To do:
Without the images, reproduce each line of the material exactly.

Given data:
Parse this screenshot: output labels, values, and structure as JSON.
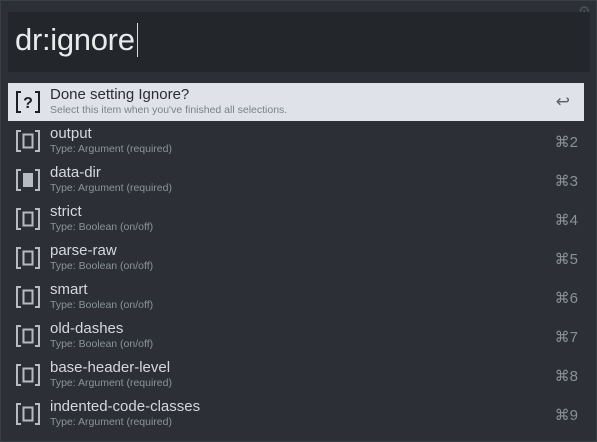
{
  "query": {
    "text": "dr:ignore"
  },
  "results": [
    {
      "title": "Done setting Ignore?",
      "subtitle": "Select this item when you've finished all selections.",
      "shortcut": "↩",
      "icon": "question-bracket-icon",
      "selected": true
    },
    {
      "title": "output",
      "subtitle": "Type: Argument (required)",
      "shortcut": "⌘2",
      "icon": "empty-bracket-icon"
    },
    {
      "title": "data-dir",
      "subtitle": "Type: Argument (required)",
      "shortcut": "⌘3",
      "icon": "filled-bracket-icon"
    },
    {
      "title": "strict",
      "subtitle": "Type: Boolean  (on/off)",
      "shortcut": "⌘4",
      "icon": "empty-bracket-icon"
    },
    {
      "title": "parse-raw",
      "subtitle": "Type: Boolean  (on/off)",
      "shortcut": "⌘5",
      "icon": "empty-bracket-icon"
    },
    {
      "title": "smart",
      "subtitle": "Type: Boolean  (on/off)",
      "shortcut": "⌘6",
      "icon": "empty-bracket-icon"
    },
    {
      "title": "old-dashes",
      "subtitle": "Type: Boolean  (on/off)",
      "shortcut": "⌘7",
      "icon": "empty-bracket-icon"
    },
    {
      "title": "base-header-level",
      "subtitle": "Type: Argument (required)",
      "shortcut": "⌘8",
      "icon": "empty-bracket-icon"
    },
    {
      "title": "indented-code-classes",
      "subtitle": "Type: Argument (required)",
      "shortcut": "⌘9",
      "icon": "empty-bracket-icon"
    }
  ],
  "colors": {
    "background": "#2c3036",
    "input_background": "#23272c",
    "selected_row": "#dfe2e8",
    "title_text": "#d5d8dc",
    "subtitle_text": "#8d939b"
  }
}
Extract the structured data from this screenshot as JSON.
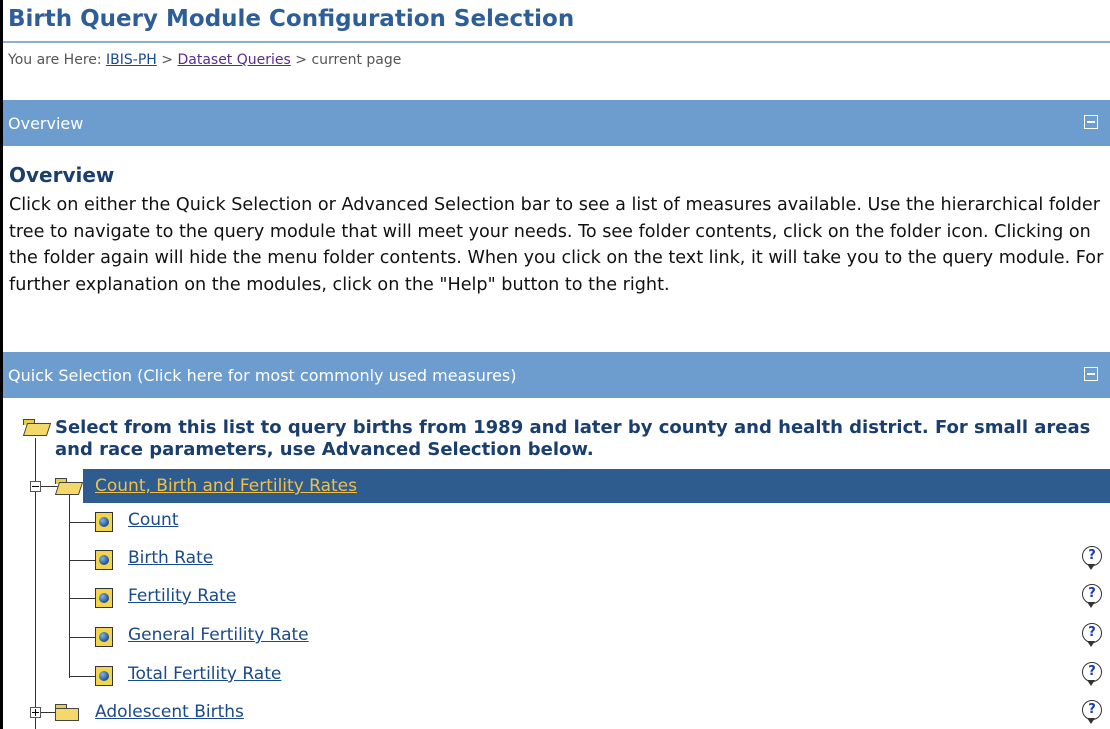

Your solution:
Parse this screenshot: output labels, values, and structure as JSON.
{
  "query": {
    "text": "dr:ignore"
  },
  "results": [
    {
      "title": "Done setting Ignore?",
      "subtitle": "Select this item when you've finished all selections.",
      "shortcut": "↩",
      "icon": "question-bracket-icon",
      "selected": true
    },
    {
      "title": "output",
      "subtitle": "Type: Argument (required)",
      "shortcut": "⌘2",
      "icon": "empty-bracket-icon"
    },
    {
      "title": "data-dir",
      "subtitle": "Type: Argument (required)",
      "shortcut": "⌘3",
      "icon": "filled-bracket-icon"
    },
    {
      "title": "strict",
      "subtitle": "Type: Boolean  (on/off)",
      "shortcut": "⌘4",
      "icon": "empty-bracket-icon"
    },
    {
      "title": "parse-raw",
      "subtitle": "Type: Boolean  (on/off)",
      "shortcut": "⌘5",
      "icon": "empty-bracket-icon"
    },
    {
      "title": "smart",
      "subtitle": "Type: Boolean  (on/off)",
      "shortcut": "⌘6",
      "icon": "empty-bracket-icon"
    },
    {
      "title": "old-dashes",
      "subtitle": "Type: Boolean  (on/off)",
      "shortcut": "⌘7",
      "icon": "empty-bracket-icon"
    },
    {
      "title": "base-header-level",
      "subtitle": "Type: Argument (required)",
      "shortcut": "⌘8",
      "icon": "empty-bracket-icon"
    },
    {
      "title": "indented-code-classes",
      "subtitle": "Type: Argument (required)",
      "shortcut": "⌘9",
      "icon": "empty-bracket-icon"
    }
  ],
  "colors": {
    "background": "#2c3036",
    "input_background": "#23272c",
    "selected_row": "#dfe2e8",
    "title_text": "#d5d8dc",
    "subtitle_text": "#8d939b"
  }
}
Extract the structured data from this screenshot as JSON.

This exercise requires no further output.